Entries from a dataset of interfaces
▶

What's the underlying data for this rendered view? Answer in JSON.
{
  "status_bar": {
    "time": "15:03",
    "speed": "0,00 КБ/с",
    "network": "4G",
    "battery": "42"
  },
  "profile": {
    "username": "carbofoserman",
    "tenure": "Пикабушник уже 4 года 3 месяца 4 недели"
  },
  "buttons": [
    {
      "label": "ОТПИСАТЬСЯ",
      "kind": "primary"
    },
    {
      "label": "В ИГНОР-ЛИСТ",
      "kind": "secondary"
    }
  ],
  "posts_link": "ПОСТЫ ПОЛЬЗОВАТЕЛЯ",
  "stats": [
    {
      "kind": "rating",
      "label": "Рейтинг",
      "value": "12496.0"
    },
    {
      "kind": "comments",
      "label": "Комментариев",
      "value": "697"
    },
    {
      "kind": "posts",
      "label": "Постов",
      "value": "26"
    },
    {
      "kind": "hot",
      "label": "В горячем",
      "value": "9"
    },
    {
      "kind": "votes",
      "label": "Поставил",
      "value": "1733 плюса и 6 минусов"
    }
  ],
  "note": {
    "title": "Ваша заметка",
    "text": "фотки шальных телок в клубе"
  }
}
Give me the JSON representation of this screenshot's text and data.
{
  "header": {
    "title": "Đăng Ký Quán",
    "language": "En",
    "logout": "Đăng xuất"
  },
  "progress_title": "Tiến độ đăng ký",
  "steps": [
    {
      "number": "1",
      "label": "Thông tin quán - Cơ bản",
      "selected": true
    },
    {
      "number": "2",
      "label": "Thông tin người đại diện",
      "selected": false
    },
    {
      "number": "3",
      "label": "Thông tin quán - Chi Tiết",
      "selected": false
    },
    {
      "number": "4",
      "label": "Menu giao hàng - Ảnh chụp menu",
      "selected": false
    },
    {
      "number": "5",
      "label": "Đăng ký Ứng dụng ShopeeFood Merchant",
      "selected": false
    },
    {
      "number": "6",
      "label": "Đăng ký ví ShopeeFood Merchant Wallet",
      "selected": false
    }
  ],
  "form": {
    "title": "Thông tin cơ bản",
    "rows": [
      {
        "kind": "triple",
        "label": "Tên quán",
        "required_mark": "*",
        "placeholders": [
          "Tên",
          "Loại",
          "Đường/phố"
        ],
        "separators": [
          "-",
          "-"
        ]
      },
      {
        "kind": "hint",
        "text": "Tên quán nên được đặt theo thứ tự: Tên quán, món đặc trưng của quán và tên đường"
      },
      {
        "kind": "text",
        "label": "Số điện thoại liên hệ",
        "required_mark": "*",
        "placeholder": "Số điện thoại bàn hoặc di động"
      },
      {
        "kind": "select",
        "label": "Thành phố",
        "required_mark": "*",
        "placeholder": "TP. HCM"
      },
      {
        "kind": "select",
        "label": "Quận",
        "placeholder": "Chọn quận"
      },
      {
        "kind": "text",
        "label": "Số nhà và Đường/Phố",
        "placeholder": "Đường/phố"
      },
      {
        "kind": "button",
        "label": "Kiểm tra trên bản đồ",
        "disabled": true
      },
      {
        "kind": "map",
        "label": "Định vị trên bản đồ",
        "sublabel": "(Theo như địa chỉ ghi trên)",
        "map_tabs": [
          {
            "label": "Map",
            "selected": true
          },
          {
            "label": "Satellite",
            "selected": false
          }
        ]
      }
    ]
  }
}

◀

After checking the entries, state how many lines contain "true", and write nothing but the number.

3